#### [WHAT YOU WILL DO]
What is needed here is an exact copy of all the records below.

(Page and application data records)
────
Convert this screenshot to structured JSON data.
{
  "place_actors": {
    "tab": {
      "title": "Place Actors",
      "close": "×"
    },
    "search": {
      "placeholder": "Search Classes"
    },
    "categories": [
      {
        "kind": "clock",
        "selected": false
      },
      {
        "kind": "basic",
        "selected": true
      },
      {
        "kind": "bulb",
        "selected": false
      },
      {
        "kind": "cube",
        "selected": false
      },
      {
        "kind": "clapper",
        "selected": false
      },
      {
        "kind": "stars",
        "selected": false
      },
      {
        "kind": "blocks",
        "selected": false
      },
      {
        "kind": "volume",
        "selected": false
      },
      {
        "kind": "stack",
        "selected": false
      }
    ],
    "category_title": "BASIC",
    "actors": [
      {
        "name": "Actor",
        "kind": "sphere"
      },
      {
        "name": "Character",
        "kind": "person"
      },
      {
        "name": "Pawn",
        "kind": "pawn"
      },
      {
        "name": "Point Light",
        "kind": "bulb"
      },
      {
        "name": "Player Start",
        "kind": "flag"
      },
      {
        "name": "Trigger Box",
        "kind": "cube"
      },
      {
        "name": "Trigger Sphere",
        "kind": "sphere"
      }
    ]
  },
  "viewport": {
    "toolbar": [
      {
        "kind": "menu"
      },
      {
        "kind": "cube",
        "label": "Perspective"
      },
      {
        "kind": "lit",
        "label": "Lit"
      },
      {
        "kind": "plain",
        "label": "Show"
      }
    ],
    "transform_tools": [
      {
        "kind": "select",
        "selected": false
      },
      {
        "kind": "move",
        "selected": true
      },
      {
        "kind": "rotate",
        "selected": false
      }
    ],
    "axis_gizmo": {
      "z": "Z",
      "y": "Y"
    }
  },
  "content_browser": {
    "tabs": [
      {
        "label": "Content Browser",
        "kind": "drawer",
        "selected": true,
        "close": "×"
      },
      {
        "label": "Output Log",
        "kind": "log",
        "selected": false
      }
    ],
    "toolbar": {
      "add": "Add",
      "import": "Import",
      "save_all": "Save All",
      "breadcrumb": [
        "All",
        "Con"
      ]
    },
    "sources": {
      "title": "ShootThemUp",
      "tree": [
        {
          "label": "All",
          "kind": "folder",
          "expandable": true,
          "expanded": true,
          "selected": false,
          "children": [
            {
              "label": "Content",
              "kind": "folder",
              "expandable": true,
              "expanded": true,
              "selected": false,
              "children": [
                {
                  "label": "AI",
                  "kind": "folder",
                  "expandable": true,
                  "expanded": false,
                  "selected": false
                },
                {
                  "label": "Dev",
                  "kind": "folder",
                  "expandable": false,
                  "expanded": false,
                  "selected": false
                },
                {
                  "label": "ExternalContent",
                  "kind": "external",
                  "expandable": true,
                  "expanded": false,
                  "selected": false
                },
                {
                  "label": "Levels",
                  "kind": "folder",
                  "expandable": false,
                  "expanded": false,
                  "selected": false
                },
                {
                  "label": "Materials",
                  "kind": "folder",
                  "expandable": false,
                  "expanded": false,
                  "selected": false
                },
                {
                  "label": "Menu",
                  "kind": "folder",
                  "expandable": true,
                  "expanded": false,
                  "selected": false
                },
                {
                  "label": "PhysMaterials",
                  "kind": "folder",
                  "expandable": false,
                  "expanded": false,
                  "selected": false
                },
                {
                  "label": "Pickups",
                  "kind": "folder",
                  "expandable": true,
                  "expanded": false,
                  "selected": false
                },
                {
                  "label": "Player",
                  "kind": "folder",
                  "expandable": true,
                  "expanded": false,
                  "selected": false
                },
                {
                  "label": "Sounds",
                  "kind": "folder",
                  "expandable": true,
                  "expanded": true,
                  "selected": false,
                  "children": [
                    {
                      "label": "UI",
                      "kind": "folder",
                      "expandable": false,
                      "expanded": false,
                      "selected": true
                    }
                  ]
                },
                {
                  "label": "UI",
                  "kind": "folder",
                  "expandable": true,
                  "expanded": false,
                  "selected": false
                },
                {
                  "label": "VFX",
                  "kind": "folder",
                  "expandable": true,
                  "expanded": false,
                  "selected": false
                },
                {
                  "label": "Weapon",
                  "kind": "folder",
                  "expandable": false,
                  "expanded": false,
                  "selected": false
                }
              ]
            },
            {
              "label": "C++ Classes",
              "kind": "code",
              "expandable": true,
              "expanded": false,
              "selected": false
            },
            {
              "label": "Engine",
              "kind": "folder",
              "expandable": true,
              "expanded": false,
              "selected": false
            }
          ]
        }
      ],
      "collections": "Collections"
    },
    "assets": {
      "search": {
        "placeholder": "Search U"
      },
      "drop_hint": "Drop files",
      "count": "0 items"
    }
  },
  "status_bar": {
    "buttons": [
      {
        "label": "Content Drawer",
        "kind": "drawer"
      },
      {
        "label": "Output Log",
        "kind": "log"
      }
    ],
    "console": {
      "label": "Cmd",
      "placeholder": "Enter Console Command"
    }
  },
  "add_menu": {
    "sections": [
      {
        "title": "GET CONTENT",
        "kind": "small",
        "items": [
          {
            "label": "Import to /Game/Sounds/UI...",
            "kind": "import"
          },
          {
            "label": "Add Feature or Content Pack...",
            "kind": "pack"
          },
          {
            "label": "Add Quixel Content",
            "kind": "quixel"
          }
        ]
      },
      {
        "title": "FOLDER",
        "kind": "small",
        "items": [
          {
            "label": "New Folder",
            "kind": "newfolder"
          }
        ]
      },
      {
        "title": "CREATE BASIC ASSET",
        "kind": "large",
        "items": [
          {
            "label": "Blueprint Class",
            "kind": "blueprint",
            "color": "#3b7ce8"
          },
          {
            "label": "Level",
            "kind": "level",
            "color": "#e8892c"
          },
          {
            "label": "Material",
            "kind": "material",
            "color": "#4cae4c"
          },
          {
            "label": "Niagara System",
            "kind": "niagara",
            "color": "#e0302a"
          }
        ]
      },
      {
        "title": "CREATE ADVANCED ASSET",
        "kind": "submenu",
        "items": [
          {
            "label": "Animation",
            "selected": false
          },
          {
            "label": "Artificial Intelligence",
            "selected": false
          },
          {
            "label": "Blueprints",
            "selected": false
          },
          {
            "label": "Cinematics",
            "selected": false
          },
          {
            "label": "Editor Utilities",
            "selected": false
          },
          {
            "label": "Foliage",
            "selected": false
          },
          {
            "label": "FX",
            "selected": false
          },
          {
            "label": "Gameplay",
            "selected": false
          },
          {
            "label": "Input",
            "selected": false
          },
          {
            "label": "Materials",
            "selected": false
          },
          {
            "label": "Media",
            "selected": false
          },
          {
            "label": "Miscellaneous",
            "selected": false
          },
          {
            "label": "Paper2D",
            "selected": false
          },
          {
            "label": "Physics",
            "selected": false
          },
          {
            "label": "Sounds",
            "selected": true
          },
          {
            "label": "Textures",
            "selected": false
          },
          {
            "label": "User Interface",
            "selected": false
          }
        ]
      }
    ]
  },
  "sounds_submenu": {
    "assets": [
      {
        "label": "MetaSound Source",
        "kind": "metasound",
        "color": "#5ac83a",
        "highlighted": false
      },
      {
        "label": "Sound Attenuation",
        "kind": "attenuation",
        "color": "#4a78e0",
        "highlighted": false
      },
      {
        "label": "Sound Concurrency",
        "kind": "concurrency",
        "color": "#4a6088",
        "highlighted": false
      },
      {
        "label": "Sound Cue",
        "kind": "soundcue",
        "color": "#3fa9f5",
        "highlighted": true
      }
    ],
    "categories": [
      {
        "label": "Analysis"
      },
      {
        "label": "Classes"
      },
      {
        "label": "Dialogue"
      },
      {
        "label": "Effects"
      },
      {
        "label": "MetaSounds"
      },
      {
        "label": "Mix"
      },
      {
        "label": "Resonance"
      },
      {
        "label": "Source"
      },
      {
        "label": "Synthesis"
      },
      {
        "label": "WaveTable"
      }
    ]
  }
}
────
#### [EXERCISE OUTPUT]
Convert this screenshot to structured JSON data.
{
  "place_actors": {
    "tab": {
      "title": "Place Actors",
      "close": "×"
    },
    "search": {
      "placeholder": "Search Classes"
    },
    "categories": [
      {
        "kind": "clock",
        "selected": false
      },
      {
        "kind": "basic",
        "selected": true
      },
      {
        "kind": "bulb",
        "selected": false
      },
      {
        "kind": "cube",
        "selected": false
      },
      {
        "kind": "clapper",
        "selected": false
      },
      {
        "kind": "stars",
        "selected": false
      },
      {
        "kind": "blocks",
        "selected": false
      },
      {
        "kind": "volume",
        "selected": false
      },
      {
        "kind": "stack",
        "selected": false
      }
    ],
    "category_title": "BASIC",
    "actors": [
      {
        "name": "Actor",
        "kind": "sphere"
      },
      {
        "name": "Character",
        "kind": "person"
      },
      {
        "name": "Pawn",
        "kind": "pawn"
      },
      {
        "name": "Point Light",
        "kind": "bulb"
      },
      {
        "name": "Player Start",
        "kind": "flag"
      },
      {
        "name": "Trigger Box",
        "kind": "cube"
      },
      {
        "name": "Trigger Sphere",
        "kind": "sphere"
      }
    ]
  },
  "viewport": {
    "toolbar": [
      {
        "kind": "menu"
      },
      {
        "kind": "cube",
        "label": "Perspective"
      },
      {
        "kind": "lit",
        "label": "Lit"
      },
      {
        "kind": "plain",
        "label": "Show"
      }
    ],
    "transform_tools": [
      {
        "kind": "select",
        "selected": false
      },
      {
        "kind": "move",
        "selected": true
      },
      {
        "kind": "rotate",
        "selected": false
      }
    ],
    "axis_gizmo": {
      "z": "Z",
      "y": "Y"
    }
  },
  "content_browser": {
    "tabs": [
      {
        "label": "Content Browser",
        "kind": "drawer",
        "selected": true,
        "close": "×"
      },
      {
        "label": "Output Log",
        "kind": "log",
        "selected": false
      }
    ],
    "toolbar": {
      "add": "Add",
      "import": "Import",
      "save_all": "Save All",
      "breadcrumb": [
        "All",
        "Con"
      ]
    },
    "sources": {
      "title": "ShootThemUp",
      "tree": [
        {
          "label": "All",
          "kind": "folder",
          "expandable": true,
          "expanded": true,
          "selected": false,
          "children": [
            {
              "label": "Content",
              "kind": "folder",
              "expandable": true,
              "expanded": true,
              "selected": false,
              "children": [
                {
                  "label": "AI",
                  "kind": "folder",
                  "expandable": true,
                  "expanded": false,
                  "selected": false
                },
                {
                  "label": "Dev",
                  "kind": "folder",
                  "expandable": false,
                  "expanded": false,
                  "selected": false
                },
                {
                  "label": "ExternalContent",
                  "kind": "external",
                  "expandable": true,
                  "expanded": false,
                  "selected": false
                },
                {
                  "label": "Levels",
                  "kind": "folder",
                  "expandable": false,
                  "expanded": false,
                  "selected": false
                },
                {
                  "label": "Materials",
                  "kind": "folder",
                  "expandable": false,
                  "expanded": false,
                  "selected": false
                },
                {
                  "label": "Menu",
                  "kind": "folder",
                  "expandable": true,
                  "expanded": false,
                  "selected": false
                },
                {
                  "label": "PhysMaterials",
                  "kind": "folder",
                  "expandable": false,
                  "expanded": false,
                  "selected": false
                },
                {
                  "label": "Pickups",
                  "kind": "folder",
                  "expandable": true,
                  "expanded": false,
                  "selected": false
                },
                {
                  "label": "Player",
                  "kind": "folder",
                  "expandable": true,
                  "expanded": false,
                  "selected": false
                },
                {
                  "label": "Sounds",
                  "kind": "folder",
                  "expandable": true,
                  "expanded": true,
                  "selected": false,
                  "children": [
                    {
                      "label": "UI",
                      "kind": "folder",
                      "expandable": false,
                      "expanded": false,
                      "selected": true
                    }
                  ]
                },
                {
                  "label": "UI",
                  "kind": "folder",
                  "expandable": true,
                  "expanded": false,
                  "selected": false
                },
                {
                  "label": "VFX",
                  "kind": "folder",
                  "expandable": true,
                  "expanded": false,
                  "selected": false
                },
                {
                  "label": "Weapon",
                  "kind": "folder",
                  "expandable": false,
                  "expanded": false,
                  "selected": false
                }
              ]
            },
            {
              "label": "C++ Classes",
              "kind": "code",
              "expandable": true,
              "expanded": false,
              "selected": false
            },
            {
              "label": "Engine",
              "kind": "folder",
              "expandable": true,
              "expanded": false,
              "selected": false
            }
          ]
        }
      ],
      "collections": "Collections"
    },
    "assets": {
      "search": {
        "placeholder": "Search U"
      },
      "drop_hint": "Drop files",
      "count": "0 items"
    }
  },
  "status_bar": {
    "buttons": [
      {
        "label": "Content Drawer",
        "kind": "drawer"
      },
      {
        "label": "Output Log",
        "kind": "log"
      }
    ],
    "console": {
      "label": "Cmd",
      "placeholder": "Enter Console Command"
    }
  },
  "add_menu": {
    "sections": [
      {
        "title": "GET CONTENT",
        "kind": "small",
        "items": [
          {
            "label": "Import to /Game/Sounds/UI...",
            "kind": "import"
          },
          {
            "label": "Add Feature or Content Pack...",
            "kind": "pack"
          },
          {
            "label": "Add Quixel Content",
            "kind": "quixel"
          }
        ]
      },
      {
        "title": "FOLDER",
        "kind": "small",
        "items": [
          {
            "label": "New Folder",
            "kind": "newfolder"
          }
        ]
      },
      {
        "title": "CREATE BASIC ASSET",
        "kind": "large",
        "items": [
          {
            "label": "Blueprint Class",
            "kind": "blueprint",
            "color": "#3b7ce8"
          },
          {
            "label": "Level",
            "kind": "level",
            "color": "#e8892c"
          },
          {
            "label": "Material",
            "kind": "material",
            "color": "#4cae4c"
          },
          {
            "label": "Niagara System",
            "kind": "niagara",
            "color": "#e0302a"
          }
        ]
      },
      {
        "title": "CREATE ADVANCED ASSET",
        "kind": "submenu",
        "items": [
          {
            "label": "Animation",
            "selected": false
          },
          {
            "label": "Artificial Intelligence",
            "selected": false
          },
          {
            "label": "Blueprints",
            "selected": false
          },
          {
            "label": "Cinematics",
            "selected": false
          },
          {
            "label": "Editor Utilities",
            "selected": false
          },
          {
            "label": "Foliage",
            "selected": false
          },
          {
            "label": "FX",
            "selected": false
          },
          {
            "label": "Gameplay",
            "selected": false
          },
          {
            "label": "Input",
            "selected": false
          },
          {
            "label": "Materials",
            "selected": false
          },
          {
            "label": "Media",
            "selected": false
          },
          {
            "label": "Miscellaneous",
            "selected": false
          },
          {
            "label": "Paper2D",
            "selected": false
          },
          {
            "label": "Physics",
            "selected": false
          },
          {
            "label": "Sounds",
            "selected": true
          },
          {
            "label": "Textures",
            "selected": false
          },
          {
            "label": "User Interface",
            "selected": false
          }
        ]
      }
    ]
  },
  "sounds_submenu": {
    "assets": [
      {
        "label": "MetaSound Source",
        "kind": "metasound",
        "color": "#5ac83a",
        "highlighted": false
      },
      {
        "label": "Sound Attenuation",
        "kind": "attenuation",
        "color": "#4a78e0",
        "highlighted": false
      },
      {
        "label": "Sound Concurrency",
        "kind": "concurrency",
        "color": "#4a6088",
        "highlighted": false
      },
      {
        "label": "Sound Cue",
        "kind": "soundcue",
        "color": "#3fa9f5",
        "highlighted": true
      }
    ],
    "categories": [
      {
        "label": "Analysis"
      },
      {
        "label": "Classes"
      },
      {
        "label": "Dialogue"
      },
      {
        "label": "Effects"
      },
      {
        "label": "MetaSounds"
      },
      {
        "label": "Mix"
      },
      {
        "label": "Resonance"
      },
      {
        "label": "Source"
      },
      {
        "label": "Synthesis"
      },
      {
        "label": "WaveTable"
      }
    ]
  }
}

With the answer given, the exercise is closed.